▶ **WHAT TO DO**
Retrieve each line that contains the word "label" from the entries below.

Entries from a dataset of interfaces
__________________________________________________

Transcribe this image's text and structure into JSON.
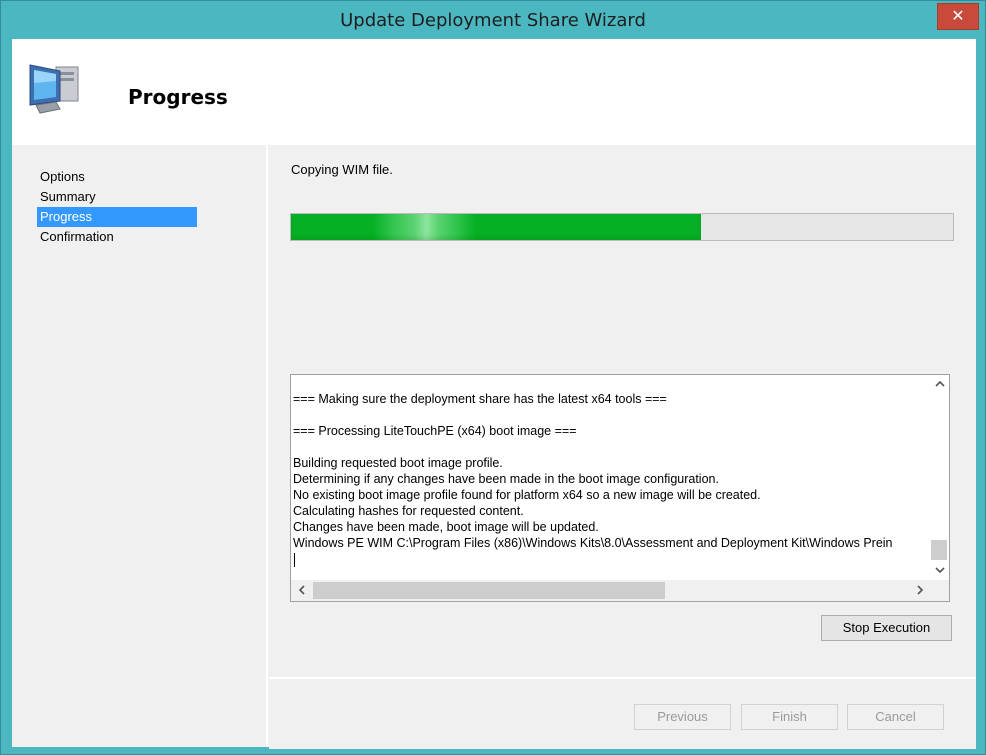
{
  "window": {
    "title": "Update Deployment Share Wizard",
    "close_glyph": "✕"
  },
  "header": {
    "title": "Progress",
    "icon": "computer-icon"
  },
  "sidebar": {
    "items": [
      {
        "label": "Options",
        "active": false
      },
      {
        "label": "Summary",
        "active": false
      },
      {
        "label": "Progress",
        "active": true
      },
      {
        "label": "Confirmation",
        "active": false
      }
    ]
  },
  "main": {
    "status": "Copying WIM file.",
    "progress_fraction": 0.62,
    "log_lines": [
      "=== Making sure the deployment share has the latest x64 tools ===",
      "",
      "=== Processing LiteTouchPE (x64) boot image ===",
      "",
      "Building requested boot image profile.",
      "Determining if any changes have been made in the boot image configuration.",
      "No existing boot image profile found for platform x64 so a new image will be created.",
      "Calculating hashes for requested content.",
      "Changes have been made, boot image will be updated.",
      "Windows PE WIM C:\\Program Files (x86)\\Windows Kits\\8.0\\Assessment and Deployment Kit\\Windows Prein"
    ],
    "stop_button": "Stop Execution",
    "scroll_up": "^",
    "scroll_down": "v",
    "scroll_left": "<",
    "scroll_right": ">"
  },
  "footer": {
    "previous": "Previous",
    "finish": "Finish",
    "cancel": "Cancel"
  },
  "colors": {
    "accent": "#3399ff",
    "progress": "#06b025",
    "frame": "#4bb7c1",
    "close": "#c74a3a"
  }
}
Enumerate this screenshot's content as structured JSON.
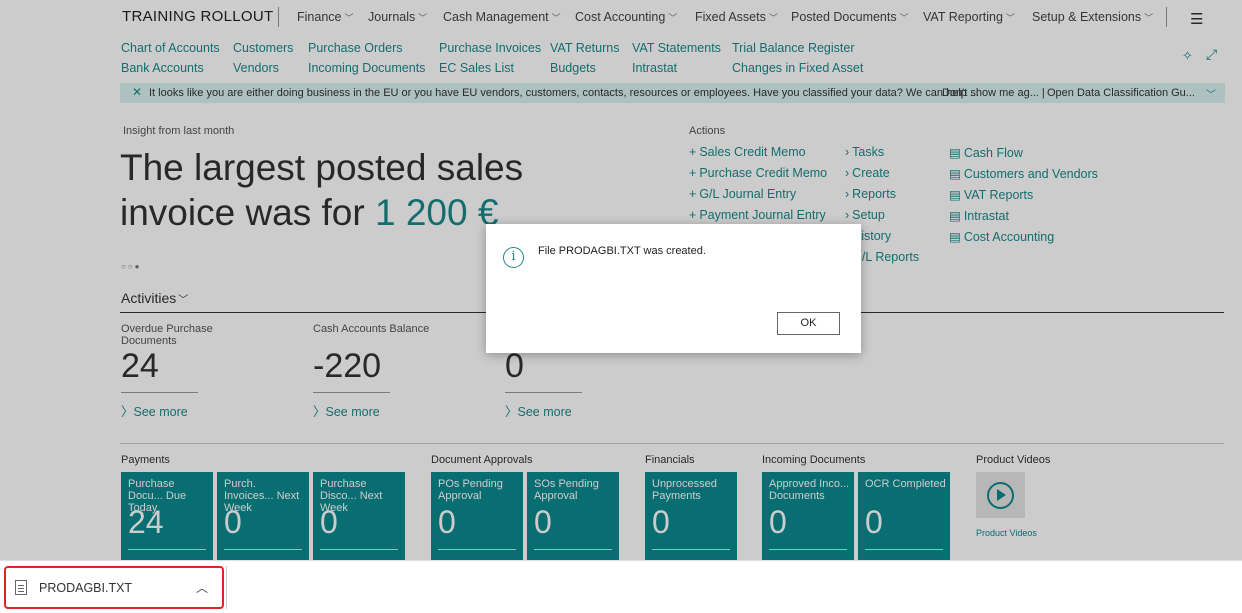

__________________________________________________

▶ **RESULT OF THE EXERCISE**
        "label": "Options",
        "label": "Summary",
        "label": "Progress",
        "label": "Confirmation",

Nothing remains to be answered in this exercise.